## TASK INPUTS
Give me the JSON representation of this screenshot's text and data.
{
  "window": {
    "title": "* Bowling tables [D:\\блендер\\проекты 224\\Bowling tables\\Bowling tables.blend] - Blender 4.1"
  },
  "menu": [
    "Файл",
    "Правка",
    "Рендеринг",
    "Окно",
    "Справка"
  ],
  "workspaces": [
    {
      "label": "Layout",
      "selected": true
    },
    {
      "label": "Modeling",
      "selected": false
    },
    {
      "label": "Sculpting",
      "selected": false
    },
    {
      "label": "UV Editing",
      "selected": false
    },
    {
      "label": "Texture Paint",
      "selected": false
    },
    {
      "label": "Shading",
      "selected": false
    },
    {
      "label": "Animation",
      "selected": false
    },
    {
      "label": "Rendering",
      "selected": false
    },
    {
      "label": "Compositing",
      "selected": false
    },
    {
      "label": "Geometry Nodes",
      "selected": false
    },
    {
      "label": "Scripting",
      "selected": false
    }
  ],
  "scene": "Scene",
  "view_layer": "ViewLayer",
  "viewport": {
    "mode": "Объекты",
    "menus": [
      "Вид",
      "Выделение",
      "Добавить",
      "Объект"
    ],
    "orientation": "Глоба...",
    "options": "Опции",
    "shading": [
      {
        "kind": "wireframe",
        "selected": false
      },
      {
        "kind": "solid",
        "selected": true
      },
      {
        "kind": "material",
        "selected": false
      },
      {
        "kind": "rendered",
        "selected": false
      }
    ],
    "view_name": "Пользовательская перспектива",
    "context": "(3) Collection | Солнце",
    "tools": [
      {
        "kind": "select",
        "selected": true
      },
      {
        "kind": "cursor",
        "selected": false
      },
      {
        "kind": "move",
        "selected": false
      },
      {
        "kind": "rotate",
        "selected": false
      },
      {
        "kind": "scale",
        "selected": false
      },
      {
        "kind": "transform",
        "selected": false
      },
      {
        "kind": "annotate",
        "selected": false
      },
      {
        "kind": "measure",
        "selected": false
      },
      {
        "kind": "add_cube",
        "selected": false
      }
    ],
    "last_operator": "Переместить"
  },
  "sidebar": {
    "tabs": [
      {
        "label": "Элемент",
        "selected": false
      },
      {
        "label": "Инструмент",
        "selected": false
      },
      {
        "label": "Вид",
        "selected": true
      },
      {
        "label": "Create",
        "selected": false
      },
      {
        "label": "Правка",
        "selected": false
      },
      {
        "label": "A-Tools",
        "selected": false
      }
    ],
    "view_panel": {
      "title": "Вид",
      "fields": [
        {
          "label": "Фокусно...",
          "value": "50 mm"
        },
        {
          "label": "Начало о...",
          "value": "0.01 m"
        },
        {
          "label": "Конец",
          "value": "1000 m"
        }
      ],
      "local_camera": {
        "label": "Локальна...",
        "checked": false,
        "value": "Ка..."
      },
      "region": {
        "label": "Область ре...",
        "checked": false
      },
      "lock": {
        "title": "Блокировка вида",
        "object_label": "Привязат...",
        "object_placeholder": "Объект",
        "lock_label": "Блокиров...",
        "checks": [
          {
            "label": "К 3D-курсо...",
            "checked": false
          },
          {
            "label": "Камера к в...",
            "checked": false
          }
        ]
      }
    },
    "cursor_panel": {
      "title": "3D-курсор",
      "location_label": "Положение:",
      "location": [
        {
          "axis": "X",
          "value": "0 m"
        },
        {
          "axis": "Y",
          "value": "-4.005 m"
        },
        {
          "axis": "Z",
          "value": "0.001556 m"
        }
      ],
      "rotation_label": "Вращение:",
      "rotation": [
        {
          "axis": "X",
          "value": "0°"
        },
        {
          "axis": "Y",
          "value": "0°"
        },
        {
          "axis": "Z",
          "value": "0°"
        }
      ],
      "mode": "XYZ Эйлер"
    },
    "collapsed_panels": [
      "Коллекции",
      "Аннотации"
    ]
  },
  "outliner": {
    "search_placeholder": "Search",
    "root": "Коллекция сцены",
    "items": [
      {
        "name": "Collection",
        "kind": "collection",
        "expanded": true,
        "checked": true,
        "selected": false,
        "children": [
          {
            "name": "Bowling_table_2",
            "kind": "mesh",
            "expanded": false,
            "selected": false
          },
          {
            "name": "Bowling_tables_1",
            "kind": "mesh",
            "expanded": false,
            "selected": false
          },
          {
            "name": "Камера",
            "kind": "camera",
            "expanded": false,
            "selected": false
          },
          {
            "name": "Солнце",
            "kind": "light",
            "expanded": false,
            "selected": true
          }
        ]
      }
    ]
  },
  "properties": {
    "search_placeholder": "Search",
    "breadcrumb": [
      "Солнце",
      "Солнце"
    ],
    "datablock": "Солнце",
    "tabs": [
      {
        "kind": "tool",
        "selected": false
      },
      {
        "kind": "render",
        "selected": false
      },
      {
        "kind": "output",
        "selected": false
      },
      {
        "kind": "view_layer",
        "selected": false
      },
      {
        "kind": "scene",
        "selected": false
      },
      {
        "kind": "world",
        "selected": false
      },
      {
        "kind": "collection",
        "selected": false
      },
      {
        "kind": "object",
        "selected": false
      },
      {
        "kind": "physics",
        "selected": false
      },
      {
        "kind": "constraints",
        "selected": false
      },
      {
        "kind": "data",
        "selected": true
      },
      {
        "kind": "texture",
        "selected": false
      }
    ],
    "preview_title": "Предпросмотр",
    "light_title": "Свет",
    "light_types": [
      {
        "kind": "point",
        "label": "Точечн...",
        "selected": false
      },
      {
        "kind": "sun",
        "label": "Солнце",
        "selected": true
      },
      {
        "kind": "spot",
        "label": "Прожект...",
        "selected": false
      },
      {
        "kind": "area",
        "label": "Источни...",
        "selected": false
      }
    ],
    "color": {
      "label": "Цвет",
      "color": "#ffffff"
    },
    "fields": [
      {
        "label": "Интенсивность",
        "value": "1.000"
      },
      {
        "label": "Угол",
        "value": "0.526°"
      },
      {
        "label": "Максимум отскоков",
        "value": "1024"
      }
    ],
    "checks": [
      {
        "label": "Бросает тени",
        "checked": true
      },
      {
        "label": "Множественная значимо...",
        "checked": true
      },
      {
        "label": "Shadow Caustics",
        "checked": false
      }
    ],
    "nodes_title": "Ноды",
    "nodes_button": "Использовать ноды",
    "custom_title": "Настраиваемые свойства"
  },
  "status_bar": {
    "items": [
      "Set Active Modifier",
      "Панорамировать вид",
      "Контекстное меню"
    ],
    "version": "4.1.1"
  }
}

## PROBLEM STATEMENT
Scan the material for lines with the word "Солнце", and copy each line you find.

## ANSWER BELOW
    "context": "(3) Collection | Солнце",
            "name": "Солнце",
      "Солнце",
      "Солнце"
    "datablock": "Солнце",
        "label": "Солнце",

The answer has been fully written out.